Kleinink’s Hip Resurfacing with Dr. Pritchett 2013
March 11, 2013
I am scheduled for a metal on poly with Dr. Pritchett next month after reading success stories and having friends in other states (all males between 49-55) having great success with resurfacing.
June 5, 2013
One week out. About to toss my very cool and blinged out Mobilegs crutches as I don’t really need them. The only trouble is the killer migraine from trying to kick the Nucynta. I tried to stop it at day 3, but the nights can be challenging. I am so glad I made the 3000 mile trip out to SC for Dr. Gross. The scar is small, the bruising: minimal, and best result of all, I am almost walking normally in only 7 days. I didn’t expect a result this good. Wow. I am thankful.
June 9, 2013
I’m at day 10 and feeling fantastic. However, I’m a freak of nature and know that my recovery has a lot to do with being fit, young, and a genetic anomaly. What I can share is some "stuff" that helped me ready for a speedy recovery that might help some of you.
1. Ice/ Ice machine/elevation: This is the single best thing I can recommend. We had a Polar Care Kodiak at home because of multi-sport teens, so I packed it up and brought it with me and I have used it 4 times a day for these first 10 days with elevation. Catching up on books and movies helps motivate me to ice and elevate. I brought gallon zip locks and got ice after going through security for the 6 hour flight home and iced most of it, moving it around my hip, bum and quad. That helped, too. I am sure ice was what enabled to me start limiting the pain meds at day 4. No need for you to be a martyr, but they give me migraines so I had to find an alternative.
2. Cool Crutches. Mine are Mobilegs: Well designed, light, beautiful and the most comfortable crutches on earth. Kevin Ware’s horrible fracture and the resulting press made me notice his crutches which were a new design. Knowing I had upcoming surgery, I went to several design sites to see what was new in the world of mobility support. Mobis are BOMB! I ordered the extra skins to bling mine up Hawaiian style. Ladies, if you are a crow like me, there is nothing like a little bling to make the whole crutch experience more bearable. Gentleman, there are some cool man designs, too. And they are COMFORTABLE. I practiced for 2 weeks before surgery, after watching the fitting video to make sure they were properly adjusted for me. Practice helped me strengthen my hands, as did the carpel tunnel stretches that REALLY helped.
3. A Great Cane. Style mitigates discomfort. I found an Edwardian black onyx with sterling silver tabs and tips and stabilized with with a rubber cover. It is so beautiful and fun to use. I transition to it on day 9 because I kept forgetting my one crutch so I figured I was ready. A few people at church today asked if it was a sword cane. NOW THAT’S AN IDEA!! I wish I would have thought of that sooner! Might have made TSA interesting, though.
4. Bathroom structural help: The raised seats, well placed support structures and a plan helped me navigate the necessities.

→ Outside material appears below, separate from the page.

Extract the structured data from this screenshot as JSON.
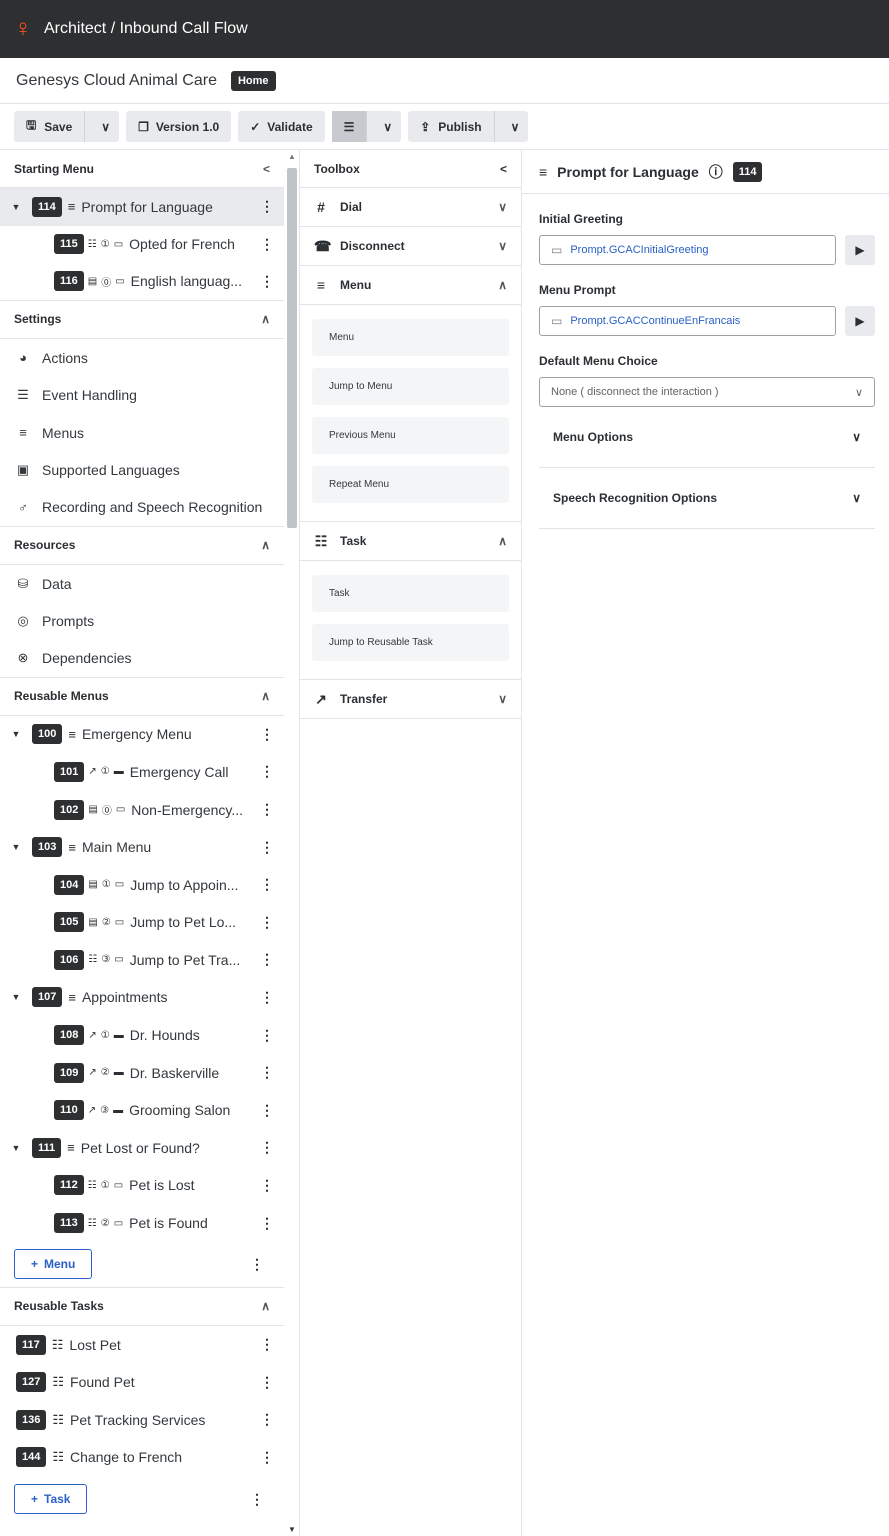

5. Pre-surgery exercise: My prep regime was 5 fold: 1. isometrics, pilates style exercises to strength the area. 2. Hot yoga for flexibility and circulation. 3. walking for fitness. I did three 5 mile hikes with elevation gains a few days before surgery. The down hill wasn’t fun and I did use some Advil, but the uphill really helped me get strong. I was bone on bone for 3 years so I guess I have a high tolerance for pain or a low one for inactivity, but I think staying fit helped me. 4. Deep breathing for oxygenation, blood flow and calm. There are several good sites on the web if you are new to this. 5. Prayer: mine, others, friends, etc… it helped in so many ways seen and unseen. I prayed over Dr. G and the staff (tho they didn’t know I was doing it) and it helped ease my mind as I went for the surgery by myself so it was good to remember G. was with me.